Google has created a calendar where users can track what hobbies or activities were trending during lockdown in 2020. Google unveiled the platform on…
The new tax year is well underway, bringing with it a number of changes that could affect your payroll calculations and the tax you need to pay on behalf of your employees. Here are some of the important legislative changes, budget proposals and a few important dates of which you should be aware of if you’re to stay on top of your obligations for the 2015/2016 tax year.
Income replacement policy premiums
Have you made the necessary changes to your payroll system and processes to accommodate changes associated with income replacement policies? Premiums towards an income replacement policy were tax deductible in the previous years. Now, premiums are not tax deductible while pay-outs from such a policy are tax-exempt.
Ensure that employees who are receiving an income replacement policy pay-out through the payroll are not taxed on this money. Also be sure that you’re not treating any policies you are paying on behalf of your employees as tax deductions.
Tax free savings accounts
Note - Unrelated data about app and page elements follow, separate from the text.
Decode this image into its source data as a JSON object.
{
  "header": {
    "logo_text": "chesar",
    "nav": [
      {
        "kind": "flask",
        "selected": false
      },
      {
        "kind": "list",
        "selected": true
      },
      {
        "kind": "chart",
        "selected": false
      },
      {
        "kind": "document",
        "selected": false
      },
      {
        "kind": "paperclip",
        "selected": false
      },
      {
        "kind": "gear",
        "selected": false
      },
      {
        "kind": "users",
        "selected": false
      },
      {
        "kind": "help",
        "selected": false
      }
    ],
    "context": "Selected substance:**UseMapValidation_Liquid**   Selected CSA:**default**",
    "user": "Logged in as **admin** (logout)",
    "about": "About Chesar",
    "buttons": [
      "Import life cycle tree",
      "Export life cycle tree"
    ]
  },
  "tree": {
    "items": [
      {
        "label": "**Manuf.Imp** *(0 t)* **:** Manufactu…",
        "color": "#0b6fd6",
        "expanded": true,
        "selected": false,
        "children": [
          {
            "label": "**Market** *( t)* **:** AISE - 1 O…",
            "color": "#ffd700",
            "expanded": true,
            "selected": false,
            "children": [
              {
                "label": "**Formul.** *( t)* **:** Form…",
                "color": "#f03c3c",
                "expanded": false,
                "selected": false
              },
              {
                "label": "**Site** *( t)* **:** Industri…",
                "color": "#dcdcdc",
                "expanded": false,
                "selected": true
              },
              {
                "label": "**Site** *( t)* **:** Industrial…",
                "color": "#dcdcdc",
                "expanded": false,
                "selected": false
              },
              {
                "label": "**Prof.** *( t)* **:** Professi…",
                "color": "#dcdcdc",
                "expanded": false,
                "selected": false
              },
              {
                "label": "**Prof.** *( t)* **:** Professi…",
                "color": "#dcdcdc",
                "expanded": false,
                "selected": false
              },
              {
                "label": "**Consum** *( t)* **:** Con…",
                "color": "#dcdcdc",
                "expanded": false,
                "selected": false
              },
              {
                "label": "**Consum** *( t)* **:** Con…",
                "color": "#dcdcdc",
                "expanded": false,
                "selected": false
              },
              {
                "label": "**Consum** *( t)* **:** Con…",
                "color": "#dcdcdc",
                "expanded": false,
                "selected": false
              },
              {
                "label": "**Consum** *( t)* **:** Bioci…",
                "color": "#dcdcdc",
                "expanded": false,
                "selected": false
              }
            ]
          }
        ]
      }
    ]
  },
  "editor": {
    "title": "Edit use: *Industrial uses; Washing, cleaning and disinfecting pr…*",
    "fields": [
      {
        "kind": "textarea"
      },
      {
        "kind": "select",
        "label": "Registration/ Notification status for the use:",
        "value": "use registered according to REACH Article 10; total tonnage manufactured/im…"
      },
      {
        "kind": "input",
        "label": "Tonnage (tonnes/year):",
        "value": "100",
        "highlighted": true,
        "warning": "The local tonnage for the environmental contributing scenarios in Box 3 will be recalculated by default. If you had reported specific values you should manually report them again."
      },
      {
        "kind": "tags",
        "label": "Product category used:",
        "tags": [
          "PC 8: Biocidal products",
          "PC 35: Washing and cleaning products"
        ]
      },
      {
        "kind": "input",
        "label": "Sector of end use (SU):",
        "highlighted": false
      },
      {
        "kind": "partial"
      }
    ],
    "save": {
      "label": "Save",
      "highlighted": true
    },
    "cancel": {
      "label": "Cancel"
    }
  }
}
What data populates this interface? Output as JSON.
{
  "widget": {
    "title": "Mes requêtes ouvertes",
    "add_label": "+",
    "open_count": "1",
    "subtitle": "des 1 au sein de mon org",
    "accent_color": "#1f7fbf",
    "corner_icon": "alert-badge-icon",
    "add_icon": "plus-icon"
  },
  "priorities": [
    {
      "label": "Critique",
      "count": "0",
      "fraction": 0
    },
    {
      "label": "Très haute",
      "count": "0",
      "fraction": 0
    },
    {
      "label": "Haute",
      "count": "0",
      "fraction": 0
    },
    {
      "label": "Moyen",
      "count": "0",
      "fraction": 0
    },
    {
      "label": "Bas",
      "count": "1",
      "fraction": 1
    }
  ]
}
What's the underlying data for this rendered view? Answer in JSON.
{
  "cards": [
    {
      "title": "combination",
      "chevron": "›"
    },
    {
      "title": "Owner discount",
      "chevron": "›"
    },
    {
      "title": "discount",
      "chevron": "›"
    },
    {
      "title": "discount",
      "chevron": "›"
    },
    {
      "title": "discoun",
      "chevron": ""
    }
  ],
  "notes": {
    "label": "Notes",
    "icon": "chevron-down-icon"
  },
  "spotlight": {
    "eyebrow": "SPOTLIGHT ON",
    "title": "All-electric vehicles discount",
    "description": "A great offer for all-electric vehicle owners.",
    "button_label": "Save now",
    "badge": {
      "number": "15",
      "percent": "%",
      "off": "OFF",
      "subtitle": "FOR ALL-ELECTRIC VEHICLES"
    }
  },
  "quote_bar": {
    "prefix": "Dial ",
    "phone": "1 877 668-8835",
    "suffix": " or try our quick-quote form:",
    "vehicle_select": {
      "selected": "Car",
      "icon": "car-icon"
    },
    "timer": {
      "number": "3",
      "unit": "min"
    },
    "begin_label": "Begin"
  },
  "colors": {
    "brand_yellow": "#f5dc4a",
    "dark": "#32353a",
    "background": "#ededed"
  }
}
Government has introduced a new incentive to save in the form of tax free savings and investment accounts. The earnings and growth on these products will not attract income, dividends or capital gains tax. Contributions to these savings accounts will be limited to R500 000 over the lifetime of an individual and R30 000 during any year. Encourage your employees to take advantage — it’s in everyone’s interest to promote saving in South Africa.
Return of earnings
The Department of Labour has extended the deadline to submit the 2014 Return of Earnings (ROE) to 31 May 2015. This gives you a little more breathing room to submit your return to the Compensation Fund, but it is best not to delay and get your ROE in as soon as you possibly can.
Residential accommodation fringe benefits
The calculation of the residential accommodation fringe benefit has changed for the new tax year. In the past, the greater figure between the expenditure to the employer and the value calculated with a formula was used. Now, the general rule is that the prescribed formula should be used to calculate the benefit in most cases. An exception to the general rule is when
- the employer obtained the accommodation from an unconnected party in terms of a transaction at arm’s length; and
- the ownership of the accommodation does not vest in the employer.
In the case of the above exception—usually where the employer rents the accommodation on behalf of the employee—the lower of the expenditure by the employer or the value calculated with the prescribed formula should be the fringe benefit value.
Employer annual reconciliation period
The annual reconciliation period commences on 1 April 2015. Be sure to submit your reconciliations via e@syFile and issue tax certificates to employees in a timely fashion.
ETI changes effective March 2015
Government changed the definitions of wage and remuneration for the purpose of calculating the ETI (employment tax incentives) with effect from March 2015. Now, an employee is deemed to work a full month if he/she is employed for 160 hours or more. The ETI refunds you can claim from SARS have also been amended. Employers should be familiar with the changes if they want to claim ETI correctly.
Proposed UIF limit decrease
The 2015 Budget speech proposed a temporary reduction of the UIF threshold. According to National Treasury, the reduction is proposed to take effect on 1 April 2015. If implemented, employers and employees will pay a maximum of R10 each per month to the fund rather than the current maximum of R148.72. The fund benefits will stay unchanged even though a lesser contribution will be made. This is not yet law, so keep your eyes open for any news from us.